▸ YOUR INSTRUCTIONS
Type out the data again, word for word and in full.

+++ SUPPLIED DATA +++

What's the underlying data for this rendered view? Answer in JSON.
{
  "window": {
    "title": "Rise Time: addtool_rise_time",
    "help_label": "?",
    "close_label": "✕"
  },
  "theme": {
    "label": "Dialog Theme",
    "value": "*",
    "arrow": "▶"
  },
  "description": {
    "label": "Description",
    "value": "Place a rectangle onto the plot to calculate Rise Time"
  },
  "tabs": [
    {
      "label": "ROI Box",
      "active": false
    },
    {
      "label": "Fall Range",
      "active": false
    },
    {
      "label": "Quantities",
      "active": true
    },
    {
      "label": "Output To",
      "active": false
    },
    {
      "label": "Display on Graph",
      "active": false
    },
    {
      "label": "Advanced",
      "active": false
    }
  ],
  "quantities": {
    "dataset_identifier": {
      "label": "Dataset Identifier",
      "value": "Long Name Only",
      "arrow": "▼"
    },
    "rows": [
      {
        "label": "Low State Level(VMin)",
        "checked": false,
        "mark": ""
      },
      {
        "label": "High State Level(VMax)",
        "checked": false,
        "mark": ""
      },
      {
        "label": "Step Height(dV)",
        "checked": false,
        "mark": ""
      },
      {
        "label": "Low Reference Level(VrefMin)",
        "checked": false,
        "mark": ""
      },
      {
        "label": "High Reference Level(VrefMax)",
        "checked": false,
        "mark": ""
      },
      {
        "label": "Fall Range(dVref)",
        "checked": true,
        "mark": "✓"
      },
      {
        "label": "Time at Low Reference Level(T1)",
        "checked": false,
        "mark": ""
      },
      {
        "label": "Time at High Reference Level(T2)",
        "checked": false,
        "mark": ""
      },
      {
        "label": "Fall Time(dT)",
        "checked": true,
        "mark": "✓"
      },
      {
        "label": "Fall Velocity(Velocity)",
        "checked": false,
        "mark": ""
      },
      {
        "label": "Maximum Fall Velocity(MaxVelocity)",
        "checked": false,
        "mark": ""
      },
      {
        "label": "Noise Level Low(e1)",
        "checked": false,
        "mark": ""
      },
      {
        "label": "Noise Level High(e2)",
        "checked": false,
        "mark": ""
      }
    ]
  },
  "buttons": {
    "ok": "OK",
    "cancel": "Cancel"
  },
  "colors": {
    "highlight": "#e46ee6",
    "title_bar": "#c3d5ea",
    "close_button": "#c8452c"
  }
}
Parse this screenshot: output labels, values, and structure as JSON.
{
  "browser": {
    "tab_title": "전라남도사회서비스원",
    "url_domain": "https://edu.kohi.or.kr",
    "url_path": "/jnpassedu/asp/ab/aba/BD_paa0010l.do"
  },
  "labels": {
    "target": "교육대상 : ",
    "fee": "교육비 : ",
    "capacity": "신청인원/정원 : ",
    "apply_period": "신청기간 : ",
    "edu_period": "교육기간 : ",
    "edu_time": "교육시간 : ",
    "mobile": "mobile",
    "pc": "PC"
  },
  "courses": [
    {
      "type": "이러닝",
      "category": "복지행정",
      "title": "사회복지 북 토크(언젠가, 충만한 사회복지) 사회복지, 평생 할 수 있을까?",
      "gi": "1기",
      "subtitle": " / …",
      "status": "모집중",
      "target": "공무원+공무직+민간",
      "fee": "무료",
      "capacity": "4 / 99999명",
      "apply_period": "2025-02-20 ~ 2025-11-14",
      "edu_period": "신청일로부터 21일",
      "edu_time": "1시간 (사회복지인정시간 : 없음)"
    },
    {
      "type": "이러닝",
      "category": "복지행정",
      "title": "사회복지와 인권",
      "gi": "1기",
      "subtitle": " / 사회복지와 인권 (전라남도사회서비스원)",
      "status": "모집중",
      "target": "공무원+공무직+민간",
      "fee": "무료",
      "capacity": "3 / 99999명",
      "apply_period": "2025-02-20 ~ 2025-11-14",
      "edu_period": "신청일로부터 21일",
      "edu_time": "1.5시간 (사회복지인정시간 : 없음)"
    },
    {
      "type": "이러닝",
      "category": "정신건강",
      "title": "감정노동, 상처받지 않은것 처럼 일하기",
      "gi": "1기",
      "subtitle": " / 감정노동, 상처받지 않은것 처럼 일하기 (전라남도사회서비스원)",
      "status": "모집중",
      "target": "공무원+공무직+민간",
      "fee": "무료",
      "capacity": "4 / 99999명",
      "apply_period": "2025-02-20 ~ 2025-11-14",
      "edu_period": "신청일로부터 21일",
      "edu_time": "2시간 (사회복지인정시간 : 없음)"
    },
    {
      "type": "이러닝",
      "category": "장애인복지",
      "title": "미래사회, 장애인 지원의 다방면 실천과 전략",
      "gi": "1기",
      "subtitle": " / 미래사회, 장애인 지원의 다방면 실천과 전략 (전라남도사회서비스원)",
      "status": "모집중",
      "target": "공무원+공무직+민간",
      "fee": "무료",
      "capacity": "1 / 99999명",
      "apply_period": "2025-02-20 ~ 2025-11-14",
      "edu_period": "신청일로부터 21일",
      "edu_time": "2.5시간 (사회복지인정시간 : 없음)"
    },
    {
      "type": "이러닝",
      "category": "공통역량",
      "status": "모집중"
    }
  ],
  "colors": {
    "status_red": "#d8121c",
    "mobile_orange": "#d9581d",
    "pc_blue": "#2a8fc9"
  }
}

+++

▸ RESULT FOR THIS TASK
What's the underlying data for this rendered view? Answer in JSON.
{
  "window": {
    "title": "Rise Time: addtool_rise_time",
    "help_label": "?",
    "close_label": "✕"
  },
  "theme": {
    "label": "Dialog Theme",
    "value": "*",
    "arrow": "▶"
  },
  "description": {
    "label": "Description",
    "value": "Place a rectangle onto the plot to calculate Rise Time"
  },
  "tabs": [
    {
      "label": "ROI Box",
      "active": false
    },
    {
      "label": "Fall Range",
      "active": false
    },
    {
      "label": "Quantities",
      "active": true
    },
    {
      "label": "Output To",
      "active": false
    },
    {
      "label": "Display on Graph",
      "active": false
    },
    {
      "label": "Advanced",
      "active": false
    }
  ],
  "quantities": {
    "dataset_identifier": {
      "label": "Dataset Identifier",
      "value": "Long Name Only",
      "arrow": "▼"
    },
    "rows": [
      {
        "label": "Low State Level(VMin)",
        "checked": false,
        "mark": ""
      },
      {
        "label": "High State Level(VMax)",
        "checked": false,
        "mark": ""
      },
      {
        "label": "Step Height(dV)",
        "checked": false,
        "mark": ""
      },
      {
        "label": "Low Reference Level(VrefMin)",
        "checked": false,
        "mark": ""
      },
      {
        "label": "High Reference Level(VrefMax)",
        "checked": false,
        "mark": ""
      },
      {
        "label": "Fall Range(dVref)",
        "checked": true,
        "mark": "✓"
      },
      {
        "label": "Time at Low Reference Level(T1)",
        "checked": false,
        "mark": ""
      },
      {
        "label": "Time at High Reference Level(T2)",
        "checked": false,
        "mark": ""
      },
      {
        "label": "Fall Time(dT)",
        "checked": true,
        "mark": "✓"
      },
      {
        "label": "Fall Velocity(Velocity)",
        "checked": false,
        "mark": ""
      },
      {
        "label": "Maximum Fall Velocity(MaxVelocity)",
        "checked": false,
        "mark": ""
      },
      {
        "label": "Noise Level Low(e1)",
        "checked": false,
        "mark": ""
      },
      {
        "label": "Noise Level High(e2)",
        "checked": false,
        "mark": ""
      }
    ]
  },
  "buttons": {
    "ok": "OK",
    "cancel": "Cancel"
  },
  "colors": {
    "highlight": "#e46ee6",
    "title_bar": "#c3d5ea",
    "close_button": "#c8452c"
  }
}
Parse this screenshot: output labels, values, and structure as JSON.
{
  "browser": {
    "tab_title": "전라남도사회서비스원",
    "url_domain": "https://edu.kohi.or.kr",
    "url_path": "/jnpassedu/asp/ab/aba/BD_paa0010l.do"
  },
  "labels": {
    "target": "교육대상 : ",
    "fee": "교육비 : ",
    "capacity": "신청인원/정원 : ",
    "apply_period": "신청기간 : ",
    "edu_period": "교육기간 : ",
    "edu_time": "교육시간 : ",
    "mobile": "mobile",
    "pc": "PC"
  },
  "courses": [
    {
      "type": "이러닝",
      "category": "복지행정",
      "title": "사회복지 북 토크(언젠가, 충만한 사회복지) 사회복지, 평생 할 수 있을까?",
      "gi": "1기",
      "subtitle": " / …",
      "status": "모집중",
      "target": "공무원+공무직+민간",
      "fee": "무료",
      "capacity": "4 / 99999명",
      "apply_period": "2025-02-20 ~ 2025-11-14",
      "edu_period": "신청일로부터 21일",
      "edu_time": "1시간 (사회복지인정시간 : 없음)"
    },
    {
      "type": "이러닝",
      "category": "복지행정",
      "title": "사회복지와 인권",
      "gi": "1기",
      "subtitle": " / 사회복지와 인권 (전라남도사회서비스원)",
      "status": "모집중",
      "target": "공무원+공무직+민간",
      "fee": "무료",
      "capacity": "3 / 99999명",
      "apply_period": "2025-02-20 ~ 2025-11-14",
      "edu_period": "신청일로부터 21일",
      "edu_time": "1.5시간 (사회복지인정시간 : 없음)"
    },
    {
      "type": "이러닝",
      "category": "정신건강",
      "title": "감정노동, 상처받지 않은것 처럼 일하기",
      "gi": "1기",
      "subtitle": " / 감정노동, 상처받지 않은것 처럼 일하기 (전라남도사회서비스원)",
      "status": "모집중",
      "target": "공무원+공무직+민간",
      "fee": "무료",
      "capacity": "4 / 99999명",
      "apply_period": "2025-02-20 ~ 2025-11-14",
      "edu_period": "신청일로부터 21일",
      "edu_time": "2시간 (사회복지인정시간 : 없음)"
    },
    {
      "type": "이러닝",
      "category": "장애인복지",
      "title": "미래사회, 장애인 지원의 다방면 실천과 전략",
      "gi": "1기",
      "subtitle": " / 미래사회, 장애인 지원의 다방면 실천과 전략 (전라남도사회서비스원)",
      "status": "모집중",
      "target": "공무원+공무직+민간",
      "fee": "무료",
      "capacity": "1 / 99999명",
      "apply_period": "2025-02-20 ~ 2025-11-14",
      "edu_period": "신청일로부터 21일",
      "edu_time": "2.5시간 (사회복지인정시간 : 없음)"
    },
    {
      "type": "이러닝",
      "category": "공통역량",
      "status": "모집중"
    }
  ],
  "colors": {
    "status_red": "#d8121c",
    "mobile_orange": "#d9581d",
    "pc_blue": "#2a8fc9"
  }
}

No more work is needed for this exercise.